But Art Nouveau is not limited to architecture and design; it also extended to various art forms such as painting, sculpture, and decorative arts. Artists like Gustav Klimt, Alphonse Mucha, and René Lalique embraced Art Nouveau’s organic style, infusing their works with intricate patterns, sensual lines, and natural motifs. These artists sought to break away from traditional art forms and create a new visual language that celebrated the beauty of nature.
Beyond its aesthetic appeal, Art Nouveau also symbolizes a broader cultural shift. The movement arose in response to the industrialization and urbanization that marked the 19th century, which led to a longing for a more harmonious and natural way of life.
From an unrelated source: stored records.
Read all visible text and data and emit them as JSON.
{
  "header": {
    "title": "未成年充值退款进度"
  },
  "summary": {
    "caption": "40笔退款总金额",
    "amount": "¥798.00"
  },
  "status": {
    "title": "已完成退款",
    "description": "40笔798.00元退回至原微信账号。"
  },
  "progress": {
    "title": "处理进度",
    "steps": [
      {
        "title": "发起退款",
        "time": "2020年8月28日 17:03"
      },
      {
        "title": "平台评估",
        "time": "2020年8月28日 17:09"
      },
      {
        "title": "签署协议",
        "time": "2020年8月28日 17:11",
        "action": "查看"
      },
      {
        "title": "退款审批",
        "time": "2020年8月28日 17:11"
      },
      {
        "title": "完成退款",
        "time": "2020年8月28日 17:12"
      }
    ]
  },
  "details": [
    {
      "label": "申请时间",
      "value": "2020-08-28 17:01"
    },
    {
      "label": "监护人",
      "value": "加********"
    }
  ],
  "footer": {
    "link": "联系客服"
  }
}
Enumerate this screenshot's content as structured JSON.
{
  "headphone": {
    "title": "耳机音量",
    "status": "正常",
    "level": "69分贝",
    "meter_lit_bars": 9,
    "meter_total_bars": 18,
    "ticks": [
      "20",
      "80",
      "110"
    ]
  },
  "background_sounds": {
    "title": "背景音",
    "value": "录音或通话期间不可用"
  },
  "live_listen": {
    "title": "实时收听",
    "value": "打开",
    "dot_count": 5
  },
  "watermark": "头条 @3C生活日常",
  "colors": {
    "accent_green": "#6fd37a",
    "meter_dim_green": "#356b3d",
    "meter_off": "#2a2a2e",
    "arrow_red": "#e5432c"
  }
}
In this sense, Art Nouveau can be seen as a reaction against the dehumanizing effects of modernity, a return to the spirituality and serenity found in nature.
In conclusion, Art Nouveau remains a captivating artistic movement that blends nature and design in a harmonious way. Its influence can be seen in various art forms and architectural landmarks, reminding us of the beauty and magic of the natural world. Art Nouveau allows us to appreciate the intricate patterns of a flower, the gracefulness of a bird in flight, and the wonders of the environment around us. As we continue to explore and admire Art Nouveau, we are reminded of the vital connection between art, nature, and our own humanity.